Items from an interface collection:
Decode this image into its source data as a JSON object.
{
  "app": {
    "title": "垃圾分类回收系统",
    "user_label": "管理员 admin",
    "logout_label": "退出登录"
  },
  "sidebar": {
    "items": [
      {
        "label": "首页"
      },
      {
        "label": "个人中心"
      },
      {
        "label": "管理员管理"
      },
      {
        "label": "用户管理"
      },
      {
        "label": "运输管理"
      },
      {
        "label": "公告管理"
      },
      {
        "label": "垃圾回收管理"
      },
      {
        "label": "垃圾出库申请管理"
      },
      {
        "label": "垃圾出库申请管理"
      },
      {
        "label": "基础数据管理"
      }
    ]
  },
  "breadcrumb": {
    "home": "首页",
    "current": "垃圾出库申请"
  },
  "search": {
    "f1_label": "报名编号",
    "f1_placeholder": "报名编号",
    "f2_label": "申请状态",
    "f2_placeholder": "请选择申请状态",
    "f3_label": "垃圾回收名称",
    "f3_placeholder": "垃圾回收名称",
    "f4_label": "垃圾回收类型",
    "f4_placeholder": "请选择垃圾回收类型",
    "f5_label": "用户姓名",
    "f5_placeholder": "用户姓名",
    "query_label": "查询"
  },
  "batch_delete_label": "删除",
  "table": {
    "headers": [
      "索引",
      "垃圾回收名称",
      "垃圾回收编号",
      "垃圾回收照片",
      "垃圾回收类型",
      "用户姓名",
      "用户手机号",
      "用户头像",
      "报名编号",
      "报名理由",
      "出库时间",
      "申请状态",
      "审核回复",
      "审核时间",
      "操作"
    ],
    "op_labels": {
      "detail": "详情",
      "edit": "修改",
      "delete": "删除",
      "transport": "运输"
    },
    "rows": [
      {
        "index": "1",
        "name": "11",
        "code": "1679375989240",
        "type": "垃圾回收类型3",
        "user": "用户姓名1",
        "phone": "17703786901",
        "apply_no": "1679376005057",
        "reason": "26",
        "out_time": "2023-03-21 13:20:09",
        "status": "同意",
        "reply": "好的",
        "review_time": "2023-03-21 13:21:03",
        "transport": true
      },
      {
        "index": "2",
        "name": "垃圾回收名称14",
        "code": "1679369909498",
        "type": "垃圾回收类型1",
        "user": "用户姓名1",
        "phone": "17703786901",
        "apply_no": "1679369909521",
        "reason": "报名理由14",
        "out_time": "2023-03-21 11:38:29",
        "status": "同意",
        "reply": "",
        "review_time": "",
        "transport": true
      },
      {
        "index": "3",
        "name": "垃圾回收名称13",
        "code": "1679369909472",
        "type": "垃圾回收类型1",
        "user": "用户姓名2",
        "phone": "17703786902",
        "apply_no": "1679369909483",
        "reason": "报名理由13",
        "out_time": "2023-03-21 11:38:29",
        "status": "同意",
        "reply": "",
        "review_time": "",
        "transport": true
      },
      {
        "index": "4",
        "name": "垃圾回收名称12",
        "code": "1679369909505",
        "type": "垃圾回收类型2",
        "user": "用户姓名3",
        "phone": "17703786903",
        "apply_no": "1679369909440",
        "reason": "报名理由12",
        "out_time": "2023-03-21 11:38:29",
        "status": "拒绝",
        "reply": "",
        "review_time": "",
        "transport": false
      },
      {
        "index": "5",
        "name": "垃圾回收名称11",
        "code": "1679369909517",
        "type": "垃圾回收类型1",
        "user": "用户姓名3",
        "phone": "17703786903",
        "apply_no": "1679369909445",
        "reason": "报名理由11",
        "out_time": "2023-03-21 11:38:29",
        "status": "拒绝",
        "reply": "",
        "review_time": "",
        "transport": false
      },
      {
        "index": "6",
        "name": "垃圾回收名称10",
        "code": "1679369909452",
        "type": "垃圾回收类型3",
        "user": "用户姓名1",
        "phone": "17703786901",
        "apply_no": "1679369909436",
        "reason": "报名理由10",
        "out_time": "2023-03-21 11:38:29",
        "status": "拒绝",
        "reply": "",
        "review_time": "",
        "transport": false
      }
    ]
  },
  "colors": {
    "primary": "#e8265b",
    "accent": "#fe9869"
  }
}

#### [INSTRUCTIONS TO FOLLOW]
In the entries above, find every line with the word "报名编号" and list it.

#### [YOUR RESPONSE]
    "f1_label": "报名编号",
    "f1_placeholder": "报名编号",
      "报名编号",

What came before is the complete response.